Massachusetts voters this fall will decide three statewide ballot questions on medical marijuana, assisted suicide and whether to give independent repair shops access to data now closely guarded by carmakers.
Proponents had to deliver more than 11,000 signatures to Secretary of State William Galvin’s office by July 3 to secure a place on the ballot. All three will go before voters, said Brian McNiff, a Galvin spokesman.
A Supreme Judicial Court judge at the end of June also approved new language for the medical marijuana question after opponents successfully challenged its wording.
Originally, ballots would have said, “A yes vote would enact the proposed law eliminating state criminal and civil penalties related to the medical use of marijuana by patients meeting certain conditions.”
The new statement approved by Associate Justice Robert Cordy will go on to explain that patients would be able to get marijuana “produced and distributed by new state-regulated centers or, in specific hardship cases, to grow marijuana for their own use.”
The original wording did not make clear the initiative would allow up to 35 marijuana dispensaries in the state, said Heidi Heilman, president of the Massachusetts Prevention Alliance, which appealed the phrasing.

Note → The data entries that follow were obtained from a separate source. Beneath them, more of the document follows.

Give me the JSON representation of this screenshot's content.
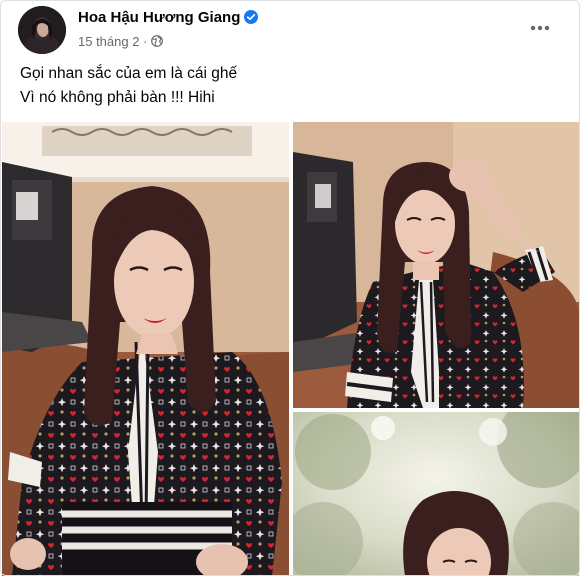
{
  "post": {
    "author": "Hoa Hậu Hương Giang",
    "verified_icon": "verified-badge-icon",
    "date": "15 tháng 2",
    "separator": "·",
    "privacy_icon": "globe-icon",
    "more_icon": "more-options-icon",
    "caption_lines": [
      "Gọi nhan sắc của em là cái ghế",
      "Vì nó không phải bàn !!! Hihi"
    ]
  },
  "photos": [
    {
      "label": "photo-1"
    },
    {
      "label": "photo-2"
    },
    {
      "label": "photo-3"
    }
  ],
  "colors": {
    "name": "#050505",
    "meta": "#65676b",
    "verified": "#1877f2",
    "border": "#dcdfe4"
  }
}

At least one, but no more than five centers would be allowed in each county.
Heilman said the alliance was thrilled the court “ruled to expose the details of this legislation.” Her group plans to campaign against the ballot question.
“This is about selling pot in our neighborhoods,” she said. “That’s the bottom line.”
The Committee for Compassionate Medicine, which filed the ballot question, also agrees with the new wording drafted by the attorney general’s office, said Jennifer Manley, a spokeswoman for the proponents.
It was important that the language make clear dispensaries would be regulated, she said.
“We had the benefit of learning from 17 other states and the District of Columbia,” she said, referring to other states that have adopted medical marijuana laws. “The hallmark of this initiative is state regulation.”
A summary of the ballot initiative says to qualify to use medical marijuana, patients would have to get a written certification from a doctor that they have a specific, debilitating medical condition, such as cancer, ALS or Parkinson’s disease.
Such patients could possess up to a 60-day supply of marijuana, as defined by the state Department of Public Health, “for their personal medical use,” the summary said.
The health department would register dispensaries and their employees and establish rules for them, “including cultivation and storage of marijuana only in enclosed, locked facilities.”
Patients who could not access a treatment center because of “financial hardship, physical inability to access reasonable transportation or distance” could register with the health department to grow their own plants.
The summary says the proposed law would not require doctors to authorize medical marijuana, nor force health insurers or government agencies to pay for it.
While proponents cite studies indicating marijuana can help patients manage chronic pain, muscle spasms or nausea, Heilman noted the proposed law is opposed by the Massachusetts Medical Society.
She argued the ballot question skips the usual review and approval of medications by the U.S. Food and Drug Administration.
While the proposed law includes fines and jail time for violations, Heilman also said it could be abused and ultimately make marijuana more available to young people.
“Death with Dignity”
The proposed “Death with Dignity” law would allow doctors to prescribe medication to terminally ill patients in order to end their lives, with a number of restrictions.
Patients would have to be determined capable of making and communicating their health care decisions, have at most six months to live and voluntarily express a wish to die on two occasions, 15 days apart, according to a summary of the ballot question.
While one of the petitioners is a doctor from Cambridge, the Massachusetts Medical Society opposes the ballot question. So do some groups representing people with disabilities, arguing the proposal could be abused and lacks enough safeguards.
“Right to Repair”
The so-called “Right to Repair” initiative would require vehicle manufacturers to make diagnostic and repair information and tools available for purchase by owners and independent repair shops.
Proponents say carmakers, who now make this information available only to certified dealers, are preventing independent repair shops from making often-routine repairs and forcing owners to get their vehicles fixed at dealerships.
The auto industry argues repair shops already have access to much of the information they need, and that the ballot question risks the theft of sensitive data. Automakers also say the law could lead to more substandard parts being used in repairs.